Required action >> All the data below needs to be retyped exactly as shown.

Data provided >>
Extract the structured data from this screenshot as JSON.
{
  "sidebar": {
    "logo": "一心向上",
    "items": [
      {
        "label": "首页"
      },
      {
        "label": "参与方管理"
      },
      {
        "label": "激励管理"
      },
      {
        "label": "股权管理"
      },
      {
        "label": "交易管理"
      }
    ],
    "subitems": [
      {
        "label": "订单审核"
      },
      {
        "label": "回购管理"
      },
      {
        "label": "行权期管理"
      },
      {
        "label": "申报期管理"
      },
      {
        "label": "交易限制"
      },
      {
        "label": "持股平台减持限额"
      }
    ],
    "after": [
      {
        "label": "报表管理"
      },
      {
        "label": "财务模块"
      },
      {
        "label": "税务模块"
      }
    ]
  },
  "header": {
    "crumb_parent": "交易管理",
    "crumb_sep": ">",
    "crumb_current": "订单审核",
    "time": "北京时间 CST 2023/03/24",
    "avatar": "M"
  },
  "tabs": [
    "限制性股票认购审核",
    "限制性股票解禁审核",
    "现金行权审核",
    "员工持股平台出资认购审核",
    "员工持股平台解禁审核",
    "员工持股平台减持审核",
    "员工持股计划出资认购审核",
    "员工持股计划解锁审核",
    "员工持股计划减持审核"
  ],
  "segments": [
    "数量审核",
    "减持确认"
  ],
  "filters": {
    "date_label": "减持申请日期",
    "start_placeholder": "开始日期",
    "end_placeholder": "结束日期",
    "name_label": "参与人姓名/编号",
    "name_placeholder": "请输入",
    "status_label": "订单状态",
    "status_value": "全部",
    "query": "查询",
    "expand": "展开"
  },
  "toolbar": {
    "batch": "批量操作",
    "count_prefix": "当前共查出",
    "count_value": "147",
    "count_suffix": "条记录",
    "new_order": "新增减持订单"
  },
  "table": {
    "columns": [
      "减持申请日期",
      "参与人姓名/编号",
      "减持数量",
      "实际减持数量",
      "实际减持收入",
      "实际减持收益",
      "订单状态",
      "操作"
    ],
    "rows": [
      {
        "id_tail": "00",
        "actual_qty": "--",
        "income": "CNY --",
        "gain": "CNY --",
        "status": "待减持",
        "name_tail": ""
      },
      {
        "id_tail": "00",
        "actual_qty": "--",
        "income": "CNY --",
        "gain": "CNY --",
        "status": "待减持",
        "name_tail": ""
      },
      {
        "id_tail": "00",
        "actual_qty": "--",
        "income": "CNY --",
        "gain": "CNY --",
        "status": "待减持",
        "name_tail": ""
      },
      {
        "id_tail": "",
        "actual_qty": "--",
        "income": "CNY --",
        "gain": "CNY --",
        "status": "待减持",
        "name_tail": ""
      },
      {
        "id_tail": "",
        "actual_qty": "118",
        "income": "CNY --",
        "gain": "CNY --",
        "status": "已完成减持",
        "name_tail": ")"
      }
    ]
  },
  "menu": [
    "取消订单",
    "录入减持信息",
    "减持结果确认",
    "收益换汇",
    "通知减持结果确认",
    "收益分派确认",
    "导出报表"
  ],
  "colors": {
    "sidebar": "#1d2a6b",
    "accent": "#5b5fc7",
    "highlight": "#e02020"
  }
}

Result below >>
Extract the structured data from this screenshot as JSON.
{
  "sidebar": {
    "logo": "一心向上",
    "items": [
      {
        "label": "首页"
      },
      {
        "label": "参与方管理"
      },
      {
        "label": "激励管理"
      },
      {
        "label": "股权管理"
      },
      {
        "label": "交易管理"
      }
    ],
    "subitems": [
      {
        "label": "订单审核"
      },
      {
        "label": "回购管理"
      },
      {
        "label": "行权期管理"
      },
      {
        "label": "申报期管理"
      },
      {
        "label": "交易限制"
      },
      {
        "label": "持股平台减持限额"
      }
    ],
    "after": [
      {
        "label": "报表管理"
      },
      {
        "label": "财务模块"
      },
      {
        "label": "税务模块"
      }
    ]
  },
  "header": {
    "crumb_parent": "交易管理",
    "crumb_sep": ">",
    "crumb_current": "订单审核",
    "time": "北京时间 CST 2023/03/24",
    "avatar": "M"
  },
  "tabs": [
    "限制性股票认购审核",
    "限制性股票解禁审核",
    "现金行权审核",
    "员工持股平台出资认购审核",
    "员工持股平台解禁审核",
    "员工持股平台减持审核",
    "员工持股计划出资认购审核",
    "员工持股计划解锁审核",
    "员工持股计划减持审核"
  ],
  "segments": [
    "数量审核",
    "减持确认"
  ],
  "filters": {
    "date_label": "减持申请日期",
    "start_placeholder": "开始日期",
    "end_placeholder": "结束日期",
    "name_label": "参与人姓名/编号",
    "name_placeholder": "请输入",
    "status_label": "订单状态",
    "status_value": "全部",
    "query": "查询",
    "expand": "展开"
  },
  "toolbar": {
    "batch": "批量操作",
    "count_prefix": "当前共查出",
    "count_value": "147",
    "count_suffix": "条记录",
    "new_order": "新增减持订单"
  },
  "table": {
    "columns": [
      "减持申请日期",
      "参与人姓名/编号",
      "减持数量",
      "实际减持数量",
      "实际减持收入",
      "实际减持收益",
      "订单状态",
      "操作"
    ],
    "rows": [
      {
        "id_tail": "00",
        "actual_qty": "--",
        "income": "CNY --",
        "gain": "CNY --",
        "status": "待减持",
        "name_tail": ""
      },
      {
        "id_tail": "00",
        "actual_qty": "--",
        "income": "CNY --",
        "gain": "CNY --",
        "status": "待减持",
        "name_tail": ""
      },
      {
        "id_tail": "00",
        "actual_qty": "--",
        "income": "CNY --",
        "gain": "CNY --",
        "status": "待减持",
        "name_tail": ""
      },
      {
        "id_tail": "",
        "actual_qty": "--",
        "income": "CNY --",
        "gain": "CNY --",
        "status": "待减持",
        "name_tail": ""
      },
      {
        "id_tail": "",
        "actual_qty": "118",
        "income": "CNY --",
        "gain": "CNY --",
        "status": "已完成减持",
        "name_tail": ")"
      }
    ]
  },
  "menu": [
    "取消订单",
    "录入减持信息",
    "减持结果确认",
    "收益换汇",
    "通知减持结果确认",
    "收益分派确认",
    "导出报表"
  ],
  "colors": {
    "sidebar": "#1d2a6b",
    "accent": "#5b5fc7",
    "highlight": "#e02020"
  }
}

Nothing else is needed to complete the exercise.